This specification describes a communication protocol for control, configuration and monitoring of connected devices. It is published under the permissive CC BY-SA 4.0 Licenseopen in new window.
The protocol is called ThingSet - a protocol for settings of things. The main goals of the protocol are:
As an application layer protocol it should be widely independent of the underlying transport protocols and physical interfaces. It can be used with e.g. CAN, USB, WiFi, Bluetooth, a simple serial interface or upcoming interfaces of the future.
Easy to use and human-readable
Similar to Modbus, the protocol should have a text-based mode which is human-readable. This allows easy manual device communication via the serial interface. For M2M communication, a more compact binary mode should be available.
Implementation and binary data representations should be very compact to enable transport via LoRa and CAN. Standard CAN frames allow a payload of only 8 bytes per frame, LoRa allows 51 bytesopen in new window of application payload per message.
Schema-less and self-explaining
It should be possible to configure and monitor a device without a manual or a configuration file. This means that the protocol needs functions to discover the features and configurable settings of an unknown device. In contrast to other protocols like Modbus, you should not need to know the variable type and register address where a setting is stored.

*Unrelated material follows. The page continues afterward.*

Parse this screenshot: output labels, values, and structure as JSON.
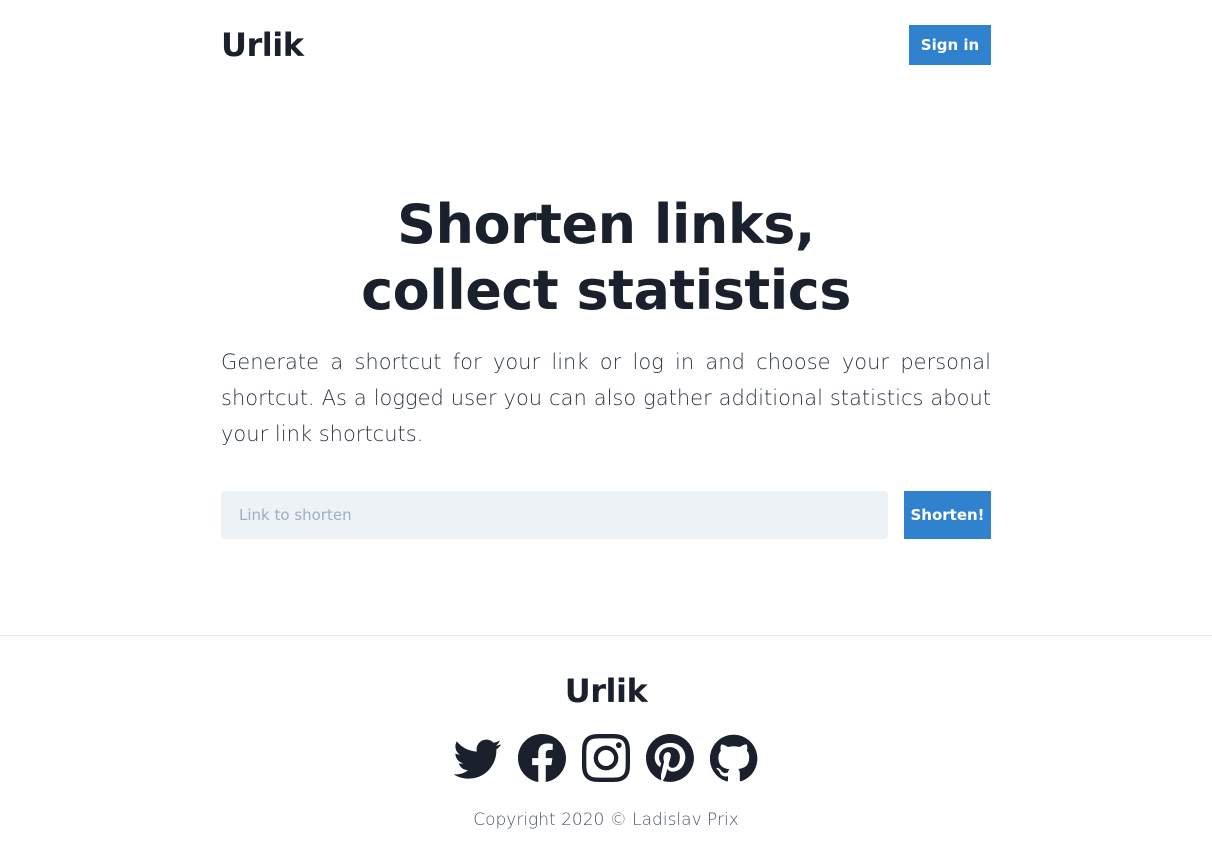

In addition to that, it should be forward and backward compatible: An old device should happily talk to a newer client application and an updated device (providing more data for example) should still be able to talk to an older client.